▸ **Problem**: Where does the string "logfile" occur in the records? Copy each line that holds it.

[Records contained in a dataset]
----------------

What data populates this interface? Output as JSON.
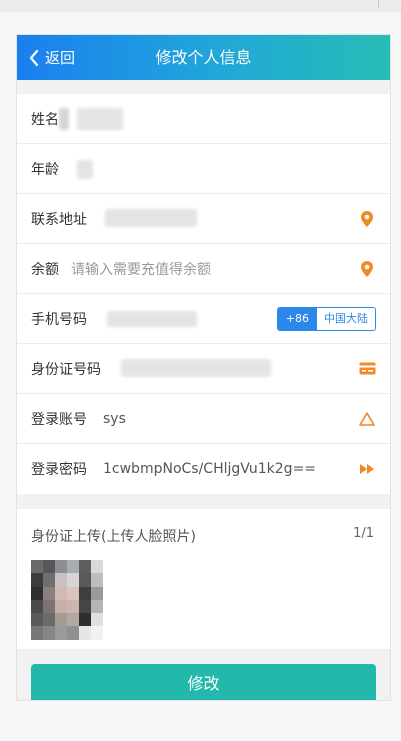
{
  "nav": {
    "back_label": "返回",
    "title": "修改个人信息"
  },
  "form": {
    "rows": [
      {
        "label": "姓名",
        "value": "",
        "blurred": true
      },
      {
        "label": "年龄",
        "value": "",
        "blurred": true
      },
      {
        "label": "联系地址",
        "value": "",
        "blurred": true,
        "icon": "location-pin-icon"
      },
      {
        "label": "余额",
        "placeholder": "请输入需要充值得余额",
        "icon": "location-pin-icon"
      },
      {
        "label": "手机号码",
        "value": "",
        "blurred": true,
        "country_code": "+86",
        "region": "中国大陆"
      },
      {
        "label": "身份证号码",
        "value": "",
        "blurred": true,
        "icon": "id-card-icon"
      },
      {
        "label": "登录账号",
        "value": "sys",
        "icon": "warning-triangle-icon"
      },
      {
        "label": "登录密码",
        "value": "1cwbmpNoCs/CHljgVu1k2g==",
        "icon": "fast-forward-icon"
      }
    ]
  },
  "upload": {
    "label": "身份证上传(上传人脸照片)",
    "count": "1/1"
  },
  "submit_label": "修改",
  "colors": {
    "nav_gradient_start": "#1a7ff0",
    "nav_gradient_end": "#27bdb4",
    "accent_orange": "#f08a24",
    "accent_blue": "#2b88e8",
    "button_teal": "#22b8ac"
  }
}
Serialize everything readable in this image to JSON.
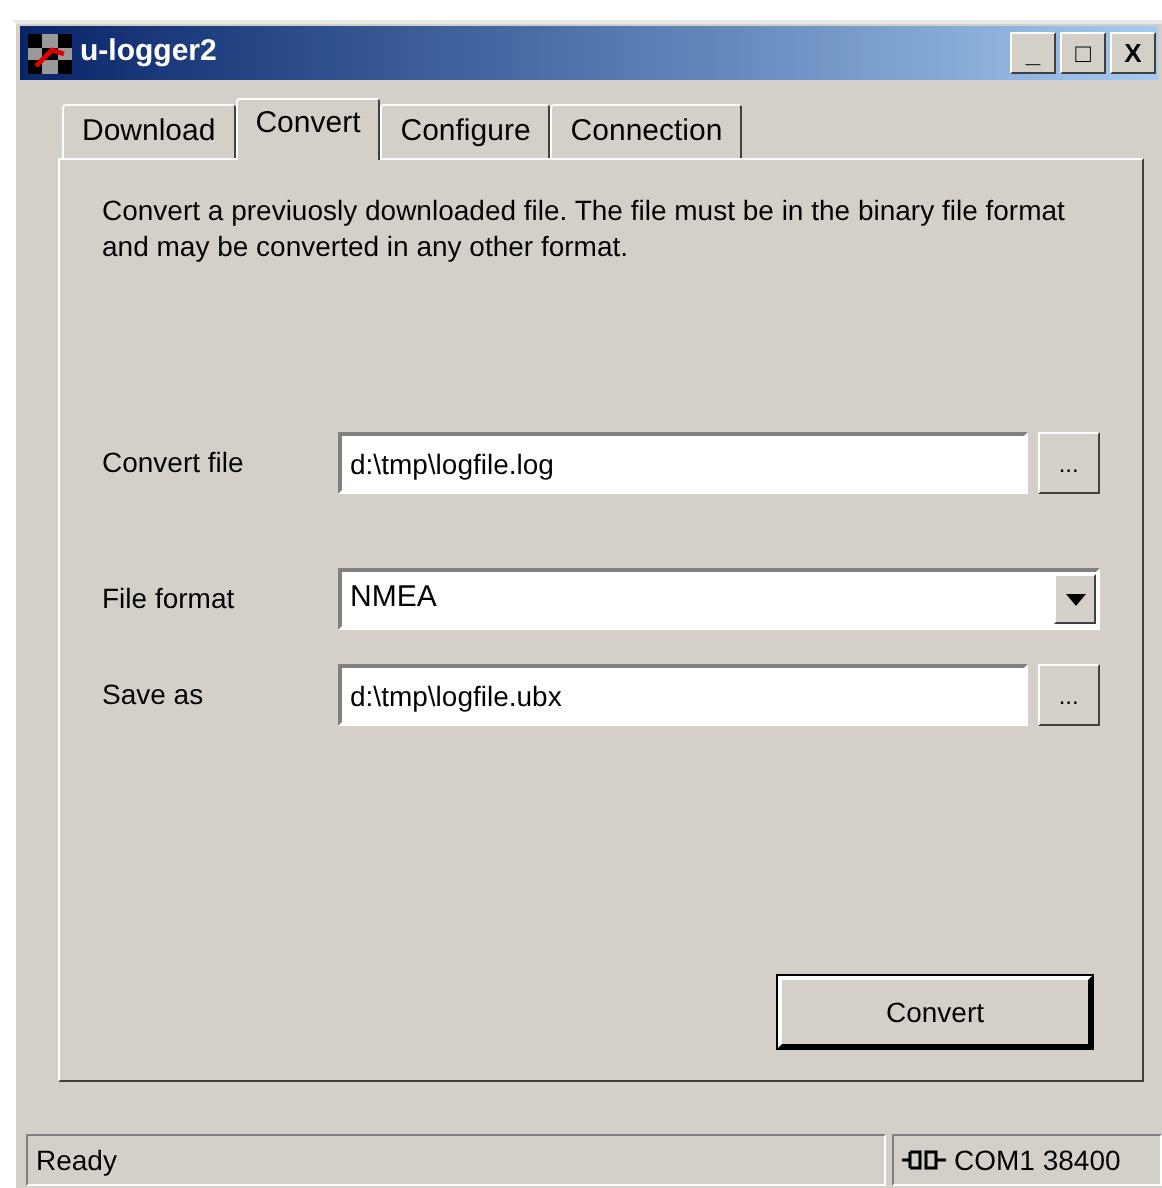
{
  "window": {
    "title": "u-logger2",
    "controls": [
      "_",
      "□",
      "X"
    ]
  },
  "tabs": [
    {
      "label": "Download",
      "selected": false
    },
    {
      "label": "Convert",
      "selected": true
    },
    {
      "label": "Configure",
      "selected": false
    },
    {
      "label": "Connection",
      "selected": false
    }
  ],
  "description": "Convert a previuosly downloaded file. The file must be in the binary file format and may be converted in any other format.",
  "fields": [
    {
      "kind": "file",
      "label": "Convert file",
      "value": "d:\\tmp\\logfile.log",
      "browse": "..."
    },
    {
      "kind": "select",
      "label": "File format",
      "value": "NMEA"
    },
    {
      "kind": "file",
      "label": "Save as",
      "value": "d:\\tmp\\logfile.ubx",
      "browse": "..."
    }
  ],
  "action_button": "Convert",
  "status_bar": {
    "message": "Ready",
    "connection": "COM1 38400"
  }
}
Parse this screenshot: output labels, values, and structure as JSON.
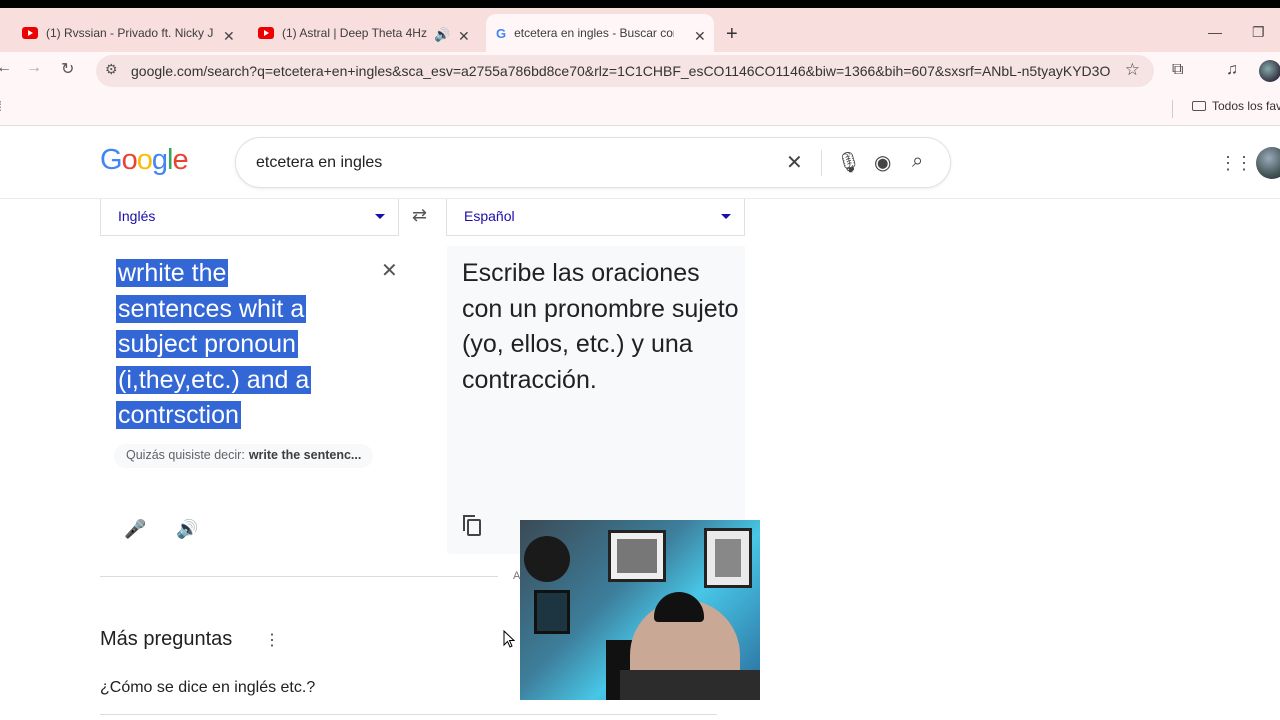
{
  "browser": {
    "tabs": [
      {
        "title": "(1) Rvssian - Privado ft. Nicky Ja",
        "icon": "youtube-icon"
      },
      {
        "title": "(1) Astral | Deep Theta 4Hz",
        "icon": "youtube-icon",
        "audio": true
      },
      {
        "title": "etcetera en ingles - Buscar con",
        "icon": "google-icon",
        "active": true
      }
    ],
    "url": "google.com/search?q=etcetera+en+ingles&sca_esv=a2755a786bd8ce70&rlz=1C1CHBF_esCO1146CO1146&biw=1366&bih=607&sxsrf=ANbL-n5tyayKYD3OD...",
    "bookmarks_folder": "Todos los fav"
  },
  "google": {
    "logo": "Google",
    "query": "etcetera en ingles"
  },
  "translate": {
    "source_lang": "Inglés",
    "target_lang": "Español",
    "source_lines": [
      "wrhite the",
      "sentences whit a",
      "subject pronoun",
      "(i,they,etc.) and a",
      "contrsction"
    ],
    "target_text": "Escribe las oraciones con un pronombre sujeto (yo, ellos, etc.) y una contracción.",
    "did_you_mean_label": "Quizás quisiste decir:",
    "did_you_mean_value": "write the sentenc...",
    "partial_hint": "A"
  },
  "more_questions": {
    "title": "Más preguntas",
    "items": [
      "¿Cómo se dice en inglés etc.?"
    ]
  },
  "colors": {
    "selection": "#3367d6",
    "link": "#1a0dab",
    "tabstrip": "#f9dede"
  }
}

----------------

▸ **Exercise response**:
      "value": "d:\\tmp\\logfile.log",
      "value": "d:\\tmp\\logfile.ubx",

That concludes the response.